Historical Events  Science
Human Skull

There were never two holes in the jaw of the human skull

There are two holes in the jaw of the human skull

More anatomy changes

People are claiming the two holes seen in the human chin were never there, and it's a Mandela Effect. They are placed either side of the jaw, at the front, and are seen today in most skull images and representations. It's been pointed out by doctors they are for nerves and blood vessels, and even that Neanderthals had them but were covered by bone, so there is evidence of the structure being evolutionary, although there is no suggestion homo sapiens humans evolved from them, of course.

One explanation for this comes down to the practicalities of teaching. When in school, the fake skulls made to illustrate anatomy may well have not shown them due to the complexities of their manufacture, so children would first learn of the skull without them.

They are called the "Mental foramina"

It's been pointed out that if these holes are truly new, there must have been a way for the nerves and blood vessels which pass through them to perform their function some other way. They are found to form differently in children, where it changes direction as the child grows older in line with the way teeth act differently at this stage in their growth too. There's also a marked differences between males and females in this regard, which has allowed skilled forensic pathologists to quickly determine the sex of a victim from the skull alone, since this is one of the indicators they can look for.

There are actually two main holes on either side of the jaw, the mandibular foramen through which the mandibular nerve and various blood vessels runand the mental foramen carrying the inferior alveolar nerve.

As well as the explanation regarding simplifying model skulls mentioned earlier, there is something else which would contribute to this. Most of the time a skull appears, it will have been hand drawn or rendered otherwise as a work of art. The two holes in the jaw would be a detail the creator of the work was either unaware of or just deemed an unnecessary detail. This in turn means those familiar with the bulk of the depictions just wouldn't be aware of them because they weren't shown.

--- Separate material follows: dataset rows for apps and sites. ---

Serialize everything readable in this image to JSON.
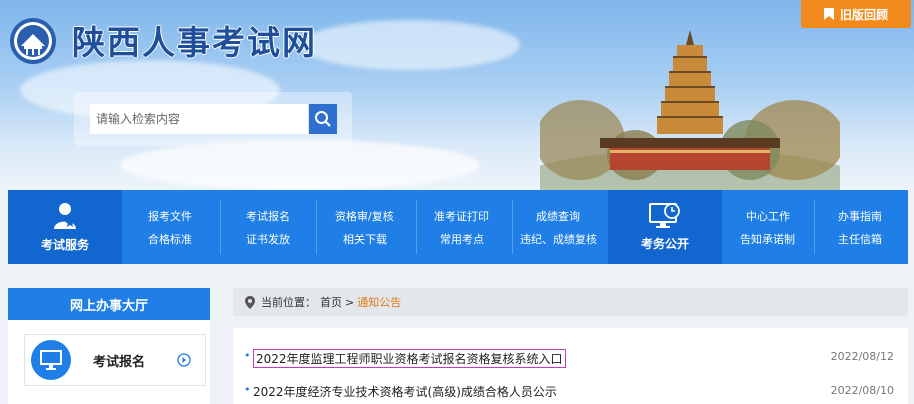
{
  "header": {
    "site_title": "陕西人事考试网",
    "old_version_label": "旧版回顾",
    "search": {
      "placeholder": "请输入检索内容"
    }
  },
  "nav": {
    "exam_service_label": "考试服务",
    "exam_public_label": "考务公开",
    "links": {
      "bkwj": "报考文件",
      "hgbz": "合格标准",
      "ksbm": "考试报名",
      "zsff": "证书发放",
      "zgsfj": "资格审/复核",
      "xgxz": "相关下载",
      "zkzdy": "准考证打印",
      "cykd": "常用考点",
      "cjcx": "成绩查询",
      "wjcjfh": "违纪、成绩复核",
      "zxgz": "中心工作",
      "gzcnz": "告知承诺制",
      "bszn": "办事指南",
      "zrxx": "主任信箱"
    }
  },
  "left_panel": {
    "title": "网上办事大厅",
    "item_label": "考试报名"
  },
  "breadcrumb": {
    "label": "当前位置：",
    "home": "首页",
    "sep": ">",
    "current": "通知公告"
  },
  "news": [
    {
      "title": "2022年度监理工程师职业资格考试报名资格复核系统入口",
      "date": "2022/08/12"
    },
    {
      "title": "2022年度经济专业技术资格考试(高级)成绩合格人员公示",
      "date": "2022/08/10"
    }
  ],
  "colors": {
    "primary_blue": "#1f7fe6",
    "dark_blue": "#1266cf",
    "orange": "#f28a1d",
    "highlight": "#c03fb8"
  }
}
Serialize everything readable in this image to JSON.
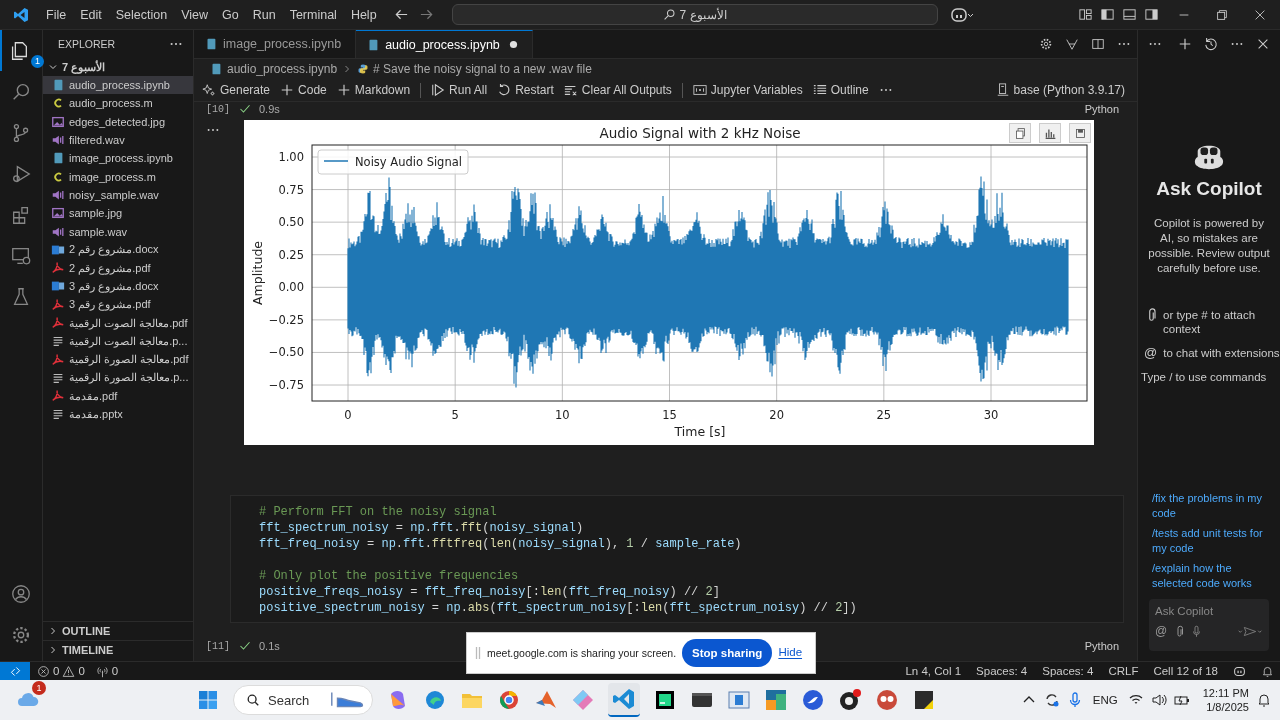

Next time you see a skull, on anything from a heavy metal album cover to a skeleton discovered in a horror movie, look out for them and the chances are they'll still be missing.